Data to examine section start

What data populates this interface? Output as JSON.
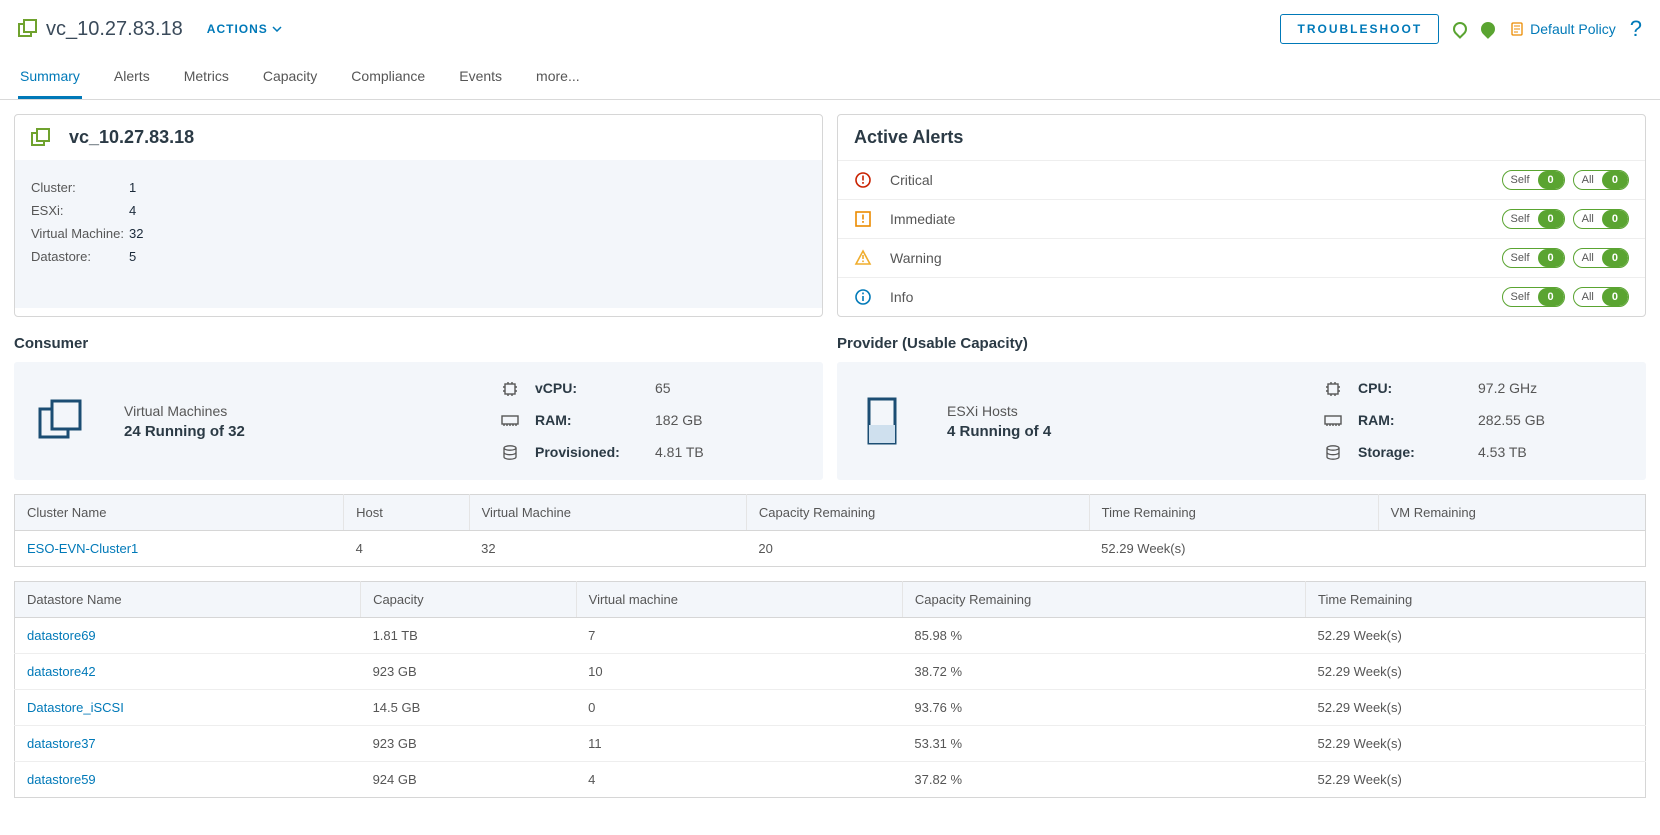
{
  "header": {
    "title": "vc_10.27.83.18",
    "actions_label": "ACTIONS",
    "troubleshoot_label": "TROUBLESHOOT",
    "policy_label": "Default Policy"
  },
  "tabs": [
    "Summary",
    "Alerts",
    "Metrics",
    "Capacity",
    "Compliance",
    "Events",
    "more..."
  ],
  "summary_card": {
    "title": "vc_10.27.83.18",
    "stats": [
      {
        "label": "Cluster:",
        "value": "1"
      },
      {
        "label": "ESXi:",
        "value": "4"
      },
      {
        "label": "Virtual Machine:",
        "value": "32"
      },
      {
        "label": "Datastore:",
        "value": "5"
      }
    ]
  },
  "alerts_card": {
    "title": "Active Alerts",
    "rows": [
      {
        "label": "Critical",
        "self": "0",
        "all": "0",
        "color": "#c92100",
        "shape": "bang-circle"
      },
      {
        "label": "Immediate",
        "self": "0",
        "all": "0",
        "color": "#eb8b00",
        "shape": "bang-square"
      },
      {
        "label": "Warning",
        "self": "0",
        "all": "0",
        "color": "#f0ad2d",
        "shape": "bang-tri"
      },
      {
        "label": "Info",
        "self": "0",
        "all": "0",
        "color": "#0079b8",
        "shape": "info-circle"
      }
    ],
    "self_label": "Self",
    "all_label": "All"
  },
  "consumer": {
    "title": "Consumer",
    "vm_label": "Virtual Machines",
    "vm_status": "24 Running of 32",
    "metrics": [
      {
        "label": "vCPU:",
        "value": "65",
        "icon": "cpu"
      },
      {
        "label": "RAM:",
        "value": "182 GB",
        "icon": "ram"
      },
      {
        "label": "Provisioned:",
        "value": "4.81 TB",
        "icon": "storage"
      }
    ]
  },
  "provider": {
    "title": "Provider (Usable Capacity)",
    "host_label": "ESXi Hosts",
    "host_status": "4 Running of 4",
    "metrics": [
      {
        "label": "CPU:",
        "value": "97.2 GHz",
        "icon": "cpu"
      },
      {
        "label": "RAM:",
        "value": "282.55 GB",
        "icon": "ram"
      },
      {
        "label": "Storage:",
        "value": "4.53 TB",
        "icon": "storage"
      }
    ]
  },
  "cluster_table": {
    "headers": [
      "Cluster Name",
      "Host",
      "Virtual Machine",
      "Capacity Remaining",
      "Time Remaining",
      "VM Remaining"
    ],
    "rows": [
      {
        "name": "ESO-EVN-Cluster1",
        "host": "4",
        "vm": "32",
        "cap": "20",
        "time": "52.29 Week(s)",
        "vmr": ""
      }
    ]
  },
  "datastore_table": {
    "headers": [
      "Datastore Name",
      "Capacity",
      "Virtual machine",
      "Capacity Remaining",
      "Time Remaining"
    ],
    "rows": [
      {
        "name": "datastore69",
        "cap": "1.81 TB",
        "vm": "7",
        "capr": "85.98 %",
        "time": "52.29 Week(s)"
      },
      {
        "name": "datastore42",
        "cap": "923 GB",
        "vm": "10",
        "capr": "38.72 %",
        "time": "52.29 Week(s)"
      },
      {
        "name": "Datastore_iSCSI",
        "cap": "14.5 GB",
        "vm": "0",
        "capr": "93.76 %",
        "time": "52.29 Week(s)"
      },
      {
        "name": "datastore37",
        "cap": "923 GB",
        "vm": "11",
        "capr": "53.31 %",
        "time": "52.29 Week(s)"
      },
      {
        "name": "datastore59",
        "cap": "924 GB",
        "vm": "4",
        "capr": "37.82 %",
        "time": "52.29 Week(s)"
      }
    ]
  }
}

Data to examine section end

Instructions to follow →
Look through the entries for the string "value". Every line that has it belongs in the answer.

Result of the exercise →
        "value": "1"
        "value": "4"
        "value": "32"
        "value": "5"
        "value": "65",
        "value": "182 GB",
        "value": "4.81 TB",
        "value": "97.2 GHz",
        "value": "282.55 GB",
        "value": "4.53 TB",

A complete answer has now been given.